In December, the senior physicist was suspended from teaching, locked out of his laboratory and told that the university administration was recommending his dismissal and banning him from campus.

But the professor is undeterred about those A-pluses: “Grades poison the educational environment,” he insists. “We’re training students to be obedient, and to try to read our minds, rather than being a catalyst for learning.”

globeandmail.com: Professor makes his mark, but it costs him his job

(Thanks, Tuur!)

Two more links about the war

Two links have come down the grapevine, to two articles (both a few days old now) dealing with different aspects of the Palestinians’ right to an independent existence and Israel’s persistence in denying this right.

First is this piece on Ynet, “Gaza’s Lost Time” (translation mine) by Oren Yiftachel of Ben-Gurion University. Yiftachel calls to “start talking about history, the Palestinians’ history too, instead of talking about territory”. I could not find an English version, but the Hebrew version is here: Opinion: Gaza’s Lost Time (Ynet)

The other piece, by Avi Shlaim, writing for the Guardian, discusses the Palestinians’ right to an independent economic and political existence, and Israel’s apparent determination to deny this right.
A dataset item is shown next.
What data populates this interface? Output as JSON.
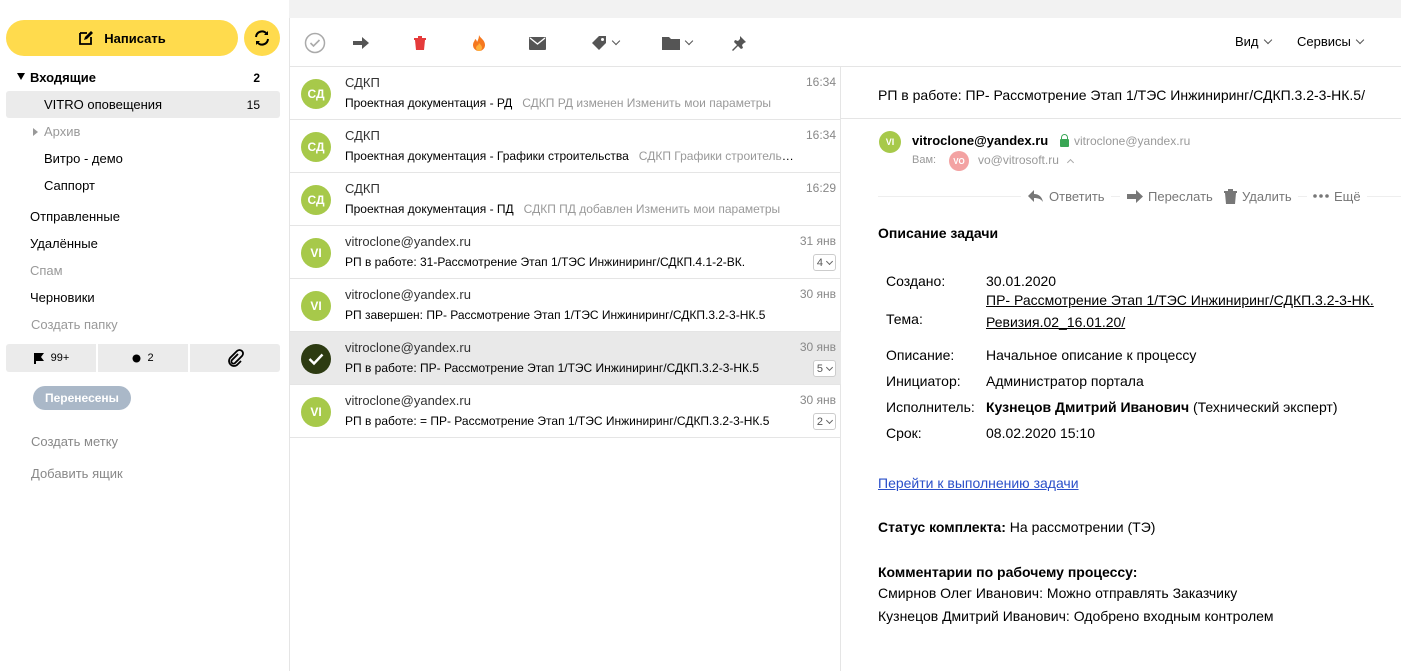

Shlaim closes with a scathing verdict:

This brief review of Israel’s record over the past four decades makes it difficult to resist the conclusion that it has become a rogue state with “an utterly unscrupulous set of leaders”. A rogue state habitually violates international law, possesses weapons of mass destruction and practises terrorism – the use of violence against civilians for political purposes. Israel fulfils all of these three criteria; the cap fits and it must wear it. Israel’s real aim is not peaceful coexistence with its Palestinian neighbours but military domination. It keeps compounding the mistakes of the past with new and more disastrous ones. Politicians, like everyone else, are of course free to repeat the lies and mistakes of the past. But it is not mandatory to do so.

Avi Shlaim: How Israel brought Gaza to the brink of humanitarian catastrophe (The Guardian)

Thanks to Alex for sharing these both.